Now take your yellow weight ticket and look at the numbers on it. Take the total scaled truck weight and subtract it from the trucks gcwr to get your adjusted towing capacity. Take the scaled weight and subtract it from the trucks gvwr to get your available payload. Take the rear axle weight and subtract it from the max RAWR.
If you can't get to cat scale, you can look at your tire loading sticker for "all cargo and occupants should weigh less than x lbs". Subtract the weight of everyone and everything that will be in the truck when towing. This will give you a rough available payload estimate to work with.
The loaded weight of the tt needs to be less than your adjusted towing capacity. Your loaded tongue weight needs to be less than your available payload and axle weight ratings (although a properly adjusted wdh will transfer some weight back to the tt and forward to the front axle). Not knowing how heavy you will load your tt, it is safest to do all calculations using the tt gvwr (the most the tt should weigh when loaded). Although that said, you will not likely put over 3000 lbs into that tt, on average people tend to add 1000-1500 lbs to the yellow sticker weight on the tt. Ideal loaded tongue weight is 13-15% of loaded tt weight. CalculAte 13-15% of the gvwr or loaded tt weight (whichever o be you are using) for now to get an idea of whAt tongue weight you will be carrying.

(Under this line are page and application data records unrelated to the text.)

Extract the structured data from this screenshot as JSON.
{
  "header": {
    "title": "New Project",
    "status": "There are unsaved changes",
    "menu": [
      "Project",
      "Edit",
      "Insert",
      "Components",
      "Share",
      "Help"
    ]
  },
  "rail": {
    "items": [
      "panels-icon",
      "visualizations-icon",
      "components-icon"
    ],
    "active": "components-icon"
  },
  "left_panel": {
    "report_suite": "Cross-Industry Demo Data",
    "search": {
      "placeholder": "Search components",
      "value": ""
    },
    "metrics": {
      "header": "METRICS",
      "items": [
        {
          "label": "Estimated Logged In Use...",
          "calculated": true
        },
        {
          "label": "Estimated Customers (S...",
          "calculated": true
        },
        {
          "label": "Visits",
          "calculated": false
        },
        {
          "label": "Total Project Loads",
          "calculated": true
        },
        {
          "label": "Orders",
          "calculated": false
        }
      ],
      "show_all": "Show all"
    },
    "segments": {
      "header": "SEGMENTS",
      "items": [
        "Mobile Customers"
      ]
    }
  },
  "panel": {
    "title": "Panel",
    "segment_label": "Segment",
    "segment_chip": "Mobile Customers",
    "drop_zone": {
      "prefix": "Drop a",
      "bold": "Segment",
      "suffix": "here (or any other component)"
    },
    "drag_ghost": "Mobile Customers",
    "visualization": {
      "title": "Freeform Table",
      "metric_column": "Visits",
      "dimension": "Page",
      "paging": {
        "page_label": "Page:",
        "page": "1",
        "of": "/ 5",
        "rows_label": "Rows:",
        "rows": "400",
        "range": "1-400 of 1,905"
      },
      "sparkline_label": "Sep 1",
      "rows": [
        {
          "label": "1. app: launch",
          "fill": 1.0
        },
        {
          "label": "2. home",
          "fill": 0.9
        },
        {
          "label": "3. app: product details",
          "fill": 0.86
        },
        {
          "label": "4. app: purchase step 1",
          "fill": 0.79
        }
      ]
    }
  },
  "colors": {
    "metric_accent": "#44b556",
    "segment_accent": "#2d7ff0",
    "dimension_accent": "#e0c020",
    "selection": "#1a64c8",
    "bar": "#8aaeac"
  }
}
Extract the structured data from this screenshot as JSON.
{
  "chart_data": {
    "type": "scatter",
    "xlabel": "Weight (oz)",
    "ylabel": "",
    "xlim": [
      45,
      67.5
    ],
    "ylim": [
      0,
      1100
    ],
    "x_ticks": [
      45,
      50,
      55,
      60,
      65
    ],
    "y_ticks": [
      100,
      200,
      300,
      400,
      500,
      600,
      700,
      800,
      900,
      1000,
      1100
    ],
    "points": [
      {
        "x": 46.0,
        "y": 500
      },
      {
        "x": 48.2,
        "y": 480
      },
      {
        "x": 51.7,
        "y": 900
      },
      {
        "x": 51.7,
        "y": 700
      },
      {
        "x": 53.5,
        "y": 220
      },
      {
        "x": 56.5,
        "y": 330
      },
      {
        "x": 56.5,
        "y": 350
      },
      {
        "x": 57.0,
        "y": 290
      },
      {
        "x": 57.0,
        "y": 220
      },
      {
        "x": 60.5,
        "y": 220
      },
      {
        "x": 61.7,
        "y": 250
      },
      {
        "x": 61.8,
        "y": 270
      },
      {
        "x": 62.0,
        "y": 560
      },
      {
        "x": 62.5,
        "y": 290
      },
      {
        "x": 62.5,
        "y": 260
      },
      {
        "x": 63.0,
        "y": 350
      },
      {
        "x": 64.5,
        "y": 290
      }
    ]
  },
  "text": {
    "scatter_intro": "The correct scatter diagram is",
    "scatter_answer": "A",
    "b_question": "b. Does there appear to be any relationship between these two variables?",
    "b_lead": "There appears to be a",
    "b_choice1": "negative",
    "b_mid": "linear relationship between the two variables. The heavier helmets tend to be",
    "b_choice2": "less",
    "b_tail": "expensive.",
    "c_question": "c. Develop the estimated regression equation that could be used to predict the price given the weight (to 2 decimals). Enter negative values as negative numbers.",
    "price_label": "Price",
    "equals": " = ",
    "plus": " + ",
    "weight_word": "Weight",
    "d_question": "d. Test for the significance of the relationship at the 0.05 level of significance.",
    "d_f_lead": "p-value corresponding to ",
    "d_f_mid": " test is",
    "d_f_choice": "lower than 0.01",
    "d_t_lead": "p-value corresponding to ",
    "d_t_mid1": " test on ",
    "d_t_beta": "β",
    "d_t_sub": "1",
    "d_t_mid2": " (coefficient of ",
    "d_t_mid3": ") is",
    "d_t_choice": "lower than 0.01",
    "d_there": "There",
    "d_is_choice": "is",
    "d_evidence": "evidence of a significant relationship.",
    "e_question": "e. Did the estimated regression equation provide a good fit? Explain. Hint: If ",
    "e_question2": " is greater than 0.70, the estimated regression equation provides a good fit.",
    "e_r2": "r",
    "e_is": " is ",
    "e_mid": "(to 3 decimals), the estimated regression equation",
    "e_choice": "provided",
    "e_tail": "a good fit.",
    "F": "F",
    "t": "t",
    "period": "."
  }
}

In this case we are looking at a dry weight of 7374 lbs. 7374 + 1500 lbs cargo = 8874 lbs potential loAded weight. 8874 x15%= 1331 lbs tongue weight. If you use tt gvwr of 10700 lbs and a 15% tongue weight then you are looking at a tongue weight of 1605 lbs. Now are these numbers less than your available payload? Also check to see what your hitch is rAted for as some class v hitches are rated to 1500 lbs with wdh and others are rated as high a 2000 lbs. Not sure where ram falls on this spectrum.